═══ MATERIAL TO PROCESS ═══

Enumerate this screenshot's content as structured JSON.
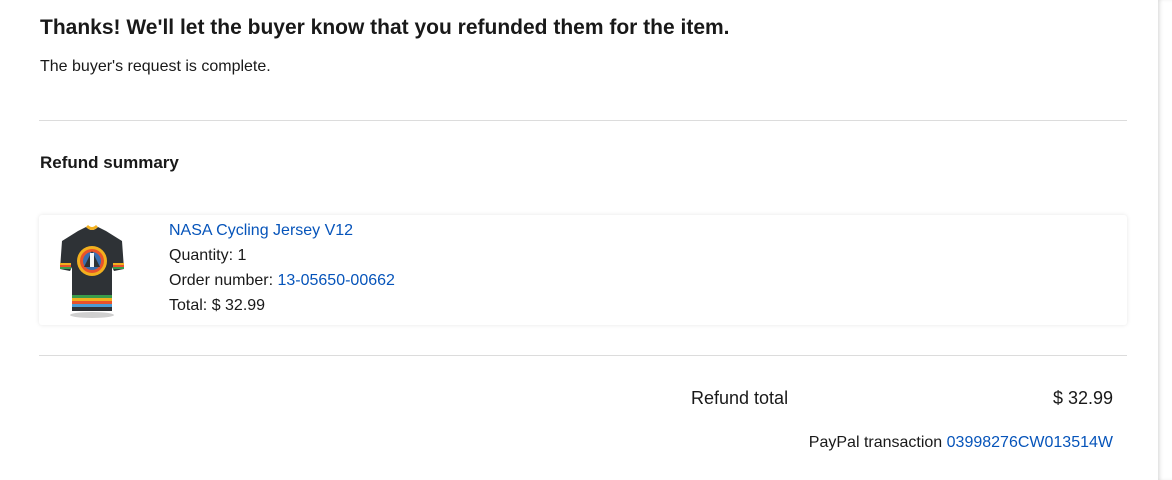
{
  "confirmation": {
    "headline": "Thanks! We'll let the buyer know that you refunded them for the item.",
    "subline": "The buyer's request is complete."
  },
  "refund_summary": {
    "title": "Refund summary",
    "item": {
      "name": "NASA Cycling Jersey V12",
      "image_icon": "jersey-image",
      "quantity_label": "Quantity: ",
      "quantity_value": "1",
      "order_label": "Order number: ",
      "order_number": "13-05650-00662",
      "total_label": "Total: ",
      "total_value": "$ 32.99"
    }
  },
  "totals": {
    "refund_total_label": "Refund total",
    "refund_total_value": "$ 32.99",
    "paypal_label": "PayPal transaction ",
    "paypal_transaction_id": "03998276CW013514W"
  },
  "colors": {
    "link": "#0654ba",
    "text": "#191919",
    "divider": "#dcdcdc"
  }
}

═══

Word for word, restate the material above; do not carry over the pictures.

Enumerate this screenshot's content as structured JSON.
{
  "confirmation": {
    "headline": "Thanks! We'll let the buyer know that you refunded them for the item.",
    "subline": "The buyer's request is complete."
  },
  "refund_summary": {
    "title": "Refund summary",
    "item": {
      "name": "NASA Cycling Jersey V12",
      "image_icon": "jersey-image",
      "quantity_label": "Quantity: ",
      "quantity_value": "1",
      "order_label": "Order number: ",
      "order_number": "13-05650-00662",
      "total_label": "Total: ",
      "total_value": "$ 32.99"
    }
  },
  "totals": {
    "refund_total_label": "Refund total",
    "refund_total_value": "$ 32.99",
    "paypal_label": "PayPal transaction ",
    "paypal_transaction_id": "03998276CW013514W"
  },
  "colors": {
    "link": "#0654ba",
    "text": "#191919",
    "divider": "#dcdcdc"
  }
}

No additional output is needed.